Bone Health Part 9: The Bone Density Test
Getting a bone density test is important for osteoporosis prevention. Before we get into that, let’s cover a brief explanation of osteoporosis.
What is Osteoporosis?
Osteoporosis is a decrease in bone mass leading to enhanced bone fragility and risk of fracture. Loss of bone mass causes the structural deterioration of bone tissue.
What is Bone Composition?
Normal bone is living, dynamic tissue, constantly being renewed. Osteoporosis is caused by a disruption of the bone renewal or remodeling process, which replaces old bone with new. When bone breakdown outpaces formation, the bones deteriorate.
Bone serves as a repository of minerals, mostly calcium and phosphorous, which gives bones their hardness and strength. The bone mineral density test measures bone density, the amount of bone mineral you have in certain areas of bone. It can tell you if you have low bone density before you break a bone.
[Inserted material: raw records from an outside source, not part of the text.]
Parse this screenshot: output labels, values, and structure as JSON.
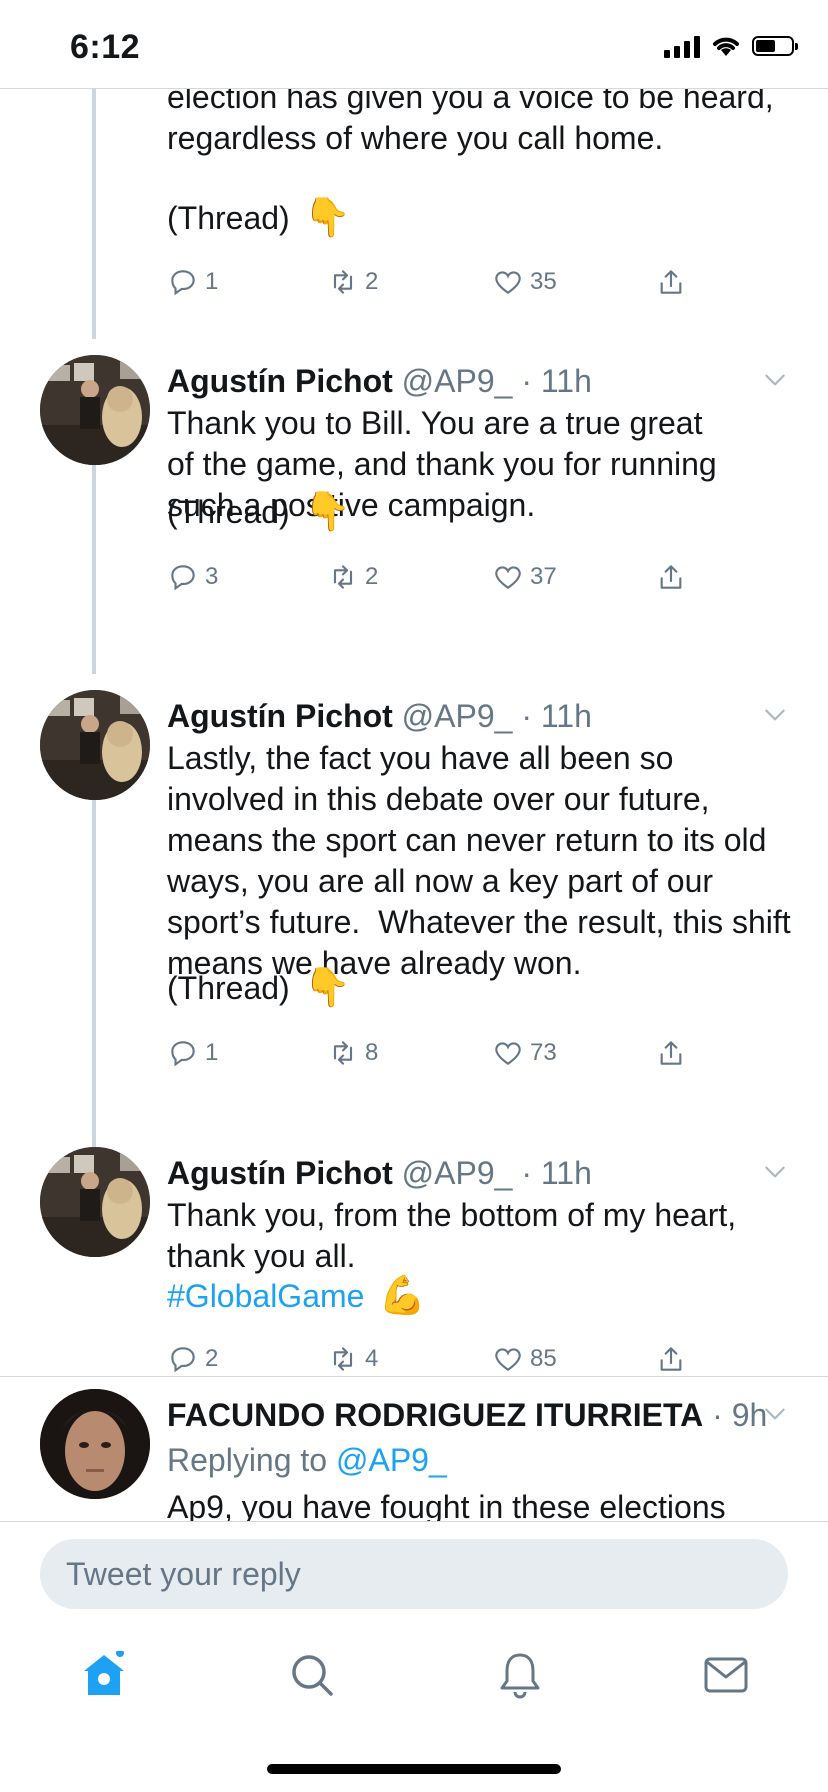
{
  "status_bar": {
    "time": "6:12",
    "battery_level": 0.55
  },
  "colors": {
    "accent": "#1da1f2",
    "secondary_text": "#657786",
    "thread_line": "#ccd6dd",
    "divider": "#d6d9dc"
  },
  "tweets": [
    {
      "text": "election has given you a voice to be heard,\nregardless of where you call home.",
      "thread_label": "(Thread)",
      "emoji": "👇",
      "replies": "1",
      "retweets": "2",
      "likes": "35"
    },
    {
      "name": "Agustín Pichot",
      "handle": "@AP9_",
      "time": "· 11h",
      "text": "Thank you to Bill. You are a true great of the game, and thank you for running such a positive campaign.",
      "thread_label": "(Thread)",
      "emoji": "👇",
      "replies": "3",
      "retweets": "2",
      "likes": "37"
    },
    {
      "name": "Agustín Pichot",
      "handle": "@AP9_",
      "time": "· 11h",
      "text": "Lastly, the fact you have all been so involved in this debate over our future, means the sport can never return to its old ways, you are all now a key part of our sport’s future.  Whatever the result, this shift means we have already won.",
      "thread_label": "(Thread)",
      "emoji": "👇",
      "replies": "1",
      "retweets": "8",
      "likes": "73"
    },
    {
      "name": "Agustín Pichot",
      "handle": "@AP9_",
      "time": "· 11h",
      "text": "Thank you, from the bottom of my heart, thank you all.",
      "hashtag": "#GlobalGame",
      "emoji": "💪",
      "replies": "2",
      "retweets": "4",
      "likes": "85"
    },
    {
      "name": "FACUNDO RODRIGUEZ ITURRIETA",
      "time": "· 9h",
      "reply_prefix": "Replying to",
      "reply_to": "@AP9_",
      "text": "Ap9, you have fought in these elections"
    }
  ],
  "composer": {
    "placeholder": "Tweet your reply"
  },
  "tabbar": {
    "items": [
      "home-icon",
      "search-icon",
      "notifications-icon",
      "messages-icon"
    ]
  }
}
What is the Best Bone Mineral Density (BMD) Test?
The best available screening we have for bone strength measures bone mineral density (BMD) using a DEXA scan (Dual-energy X-ray absorptiometry), where two x-ray beams are aimed at the bones. When the soft tissue absorption is subtracted, the bone’s mineral density can be determined from the absorption of each beam by bone. The level of exposure to radiation is about 50 times lower than of that of a mammogram. It is a brief, noninvasive test covered by Medicare after age 65. For younger women past menopause, a scan may be appropriate depending on their risk factors for osteoporosis.
The most popular risk assessment tool is called the FRAX Calculator, which estimates your risk of having an osteoporosis-related fracture in the next ten years. It involves a list of about a dozen factors, including age, gender, weight, height, previous fracture, parental fracture history, smoking, alcohol consumption and use of steroids. If your FRAX assessment indicates a risk of fracture, then you are encouraged to get a DEXA scan to determine your level of bone mineral density (BMD).
Bone Density Test: What the Numbers Mean
A BMD test measures your bone mineral density and compares it to that of an established norm or standard to give you a score. Although no bone density test is 100-percent accurate, the BMD test is an important predictor of whether a person will have a fracture in the future. The readings are generally taken on one side of the body (right or left) at three sites – the wrist, hip and spine.
T-Score vs. Z-Score
There is no universal form for reporting the results of a DEXA scan. The reports vary widely in appearance depending on where the test was done. Women often bring me their report asking how to interpret the measurements, which look like a series of hieroglyphics.
Generally, you see two different scores, the T-score which compares your bones to those of a young, healthy adult, and the Z-score, comparing you to age-matched peers. The T-score is the definitive one since it shows the degree of bone loss with age, a normal process since we all lose bone mass and strength as we get older; however, we do not all develop osteoporosis. Differences between your BMD and that of the healthy young adult norm are measured in units called standard deviations (SDs). The more standard deviations below 0, indicated as negative numbers, the lower your BMD and the higher your risk of fracture.
World Health Organization (WHO) definitions based on bone density levels:
Normal BMD within 1 SD (+1 or -1) of the young adult mean
Low Bone Mass (Osteopenia) BMD between 1 and 2.5 SD (-1 to -2.5) of the young adult mean
Osteoporosis BMD of 2.5 SD (-2.5) or more below the young adult mean
To learn more about if you are a candidate for a Bone Density Test, learn the three steps of the Osteoporosis Screening.
How Exercise Can Help
After age 40, the goals of exercise are to maintain bone mass, offset or reduce bone loss and improve balance and coordination to prevent falls. Exercise should maximize the load to the bones with a progressive (i.e. gradual intensification) program of weight bearing aerobic exercise, weightlifting and balance training. Since loading the bones is site-specific, target the skeleton from all angles with focus on the sites that are vulnerable to fracture – the wrist, spine and hip. If you’ve already been diagnosed with osteoporosis, avoid jarring the spine and other vulnerable joints.
Of course, this information should not take the place of guidance from your own physician or other medical professional. Always consult with your doctor before beginning an exercise program or becoming much more physically active.
For more detailed information about finding the appropriate level of intensity for exercise relative to your level of bone density, please read my blog, Which Exercise is Best for Osteoporosis?
© Copyright – Joan L. Pagano. All Rights Reserved Worldwide.
Joan Pagano serves on the National Osteoporosis Foundation Ambassador Leadership Council. For expert guidance on strength training techniques, step by step photos depicting how to perform the exercises and a selection of well-rounded workouts please check out Joan’s book Strength Training Exercises for Women at https://amzn.to/3mm1GDN
Disclaimer: The information presented in this article should not be construed as medical advice. It is not intended to replace consultation with your physician or healthcare provider.